◆ **What to do**: Exactly as shown below, retype every line of the data.

(Records provided)

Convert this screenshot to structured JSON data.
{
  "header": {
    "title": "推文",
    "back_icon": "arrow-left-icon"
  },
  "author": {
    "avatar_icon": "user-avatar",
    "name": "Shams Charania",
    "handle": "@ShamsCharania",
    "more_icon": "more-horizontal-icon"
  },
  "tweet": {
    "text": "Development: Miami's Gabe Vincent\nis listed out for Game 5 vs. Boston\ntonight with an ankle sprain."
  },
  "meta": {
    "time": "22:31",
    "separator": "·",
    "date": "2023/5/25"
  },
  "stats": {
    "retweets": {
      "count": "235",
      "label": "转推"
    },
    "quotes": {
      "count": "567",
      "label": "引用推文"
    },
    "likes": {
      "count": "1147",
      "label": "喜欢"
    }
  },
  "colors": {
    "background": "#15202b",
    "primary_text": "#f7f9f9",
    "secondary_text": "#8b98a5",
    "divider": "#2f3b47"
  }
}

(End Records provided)

◆ **Your response**:
Convert this screenshot to structured JSON data.
{
  "header": {
    "title": "推文",
    "back_icon": "arrow-left-icon"
  },
  "author": {
    "avatar_icon": "user-avatar",
    "name": "Shams Charania",
    "handle": "@ShamsCharania",
    "more_icon": "more-horizontal-icon"
  },
  "tweet": {
    "text": "Development: Miami's Gabe Vincent\nis listed out for Game 5 vs. Boston\ntonight with an ankle sprain."
  },
  "meta": {
    "time": "22:31",
    "separator": "·",
    "date": "2023/5/25"
  },
  "stats": {
    "retweets": {
      "count": "235",
      "label": "转推"
    },
    "quotes": {
      "count": "567",
      "label": "引用推文"
    },
    "likes": {
      "count": "1147",
      "label": "喜欢"
    }
  },
  "colors": {
    "background": "#15202b",
    "primary_text": "#f7f9f9",
    "secondary_text": "#8b98a5",
    "divider": "#2f3b47"
  }
}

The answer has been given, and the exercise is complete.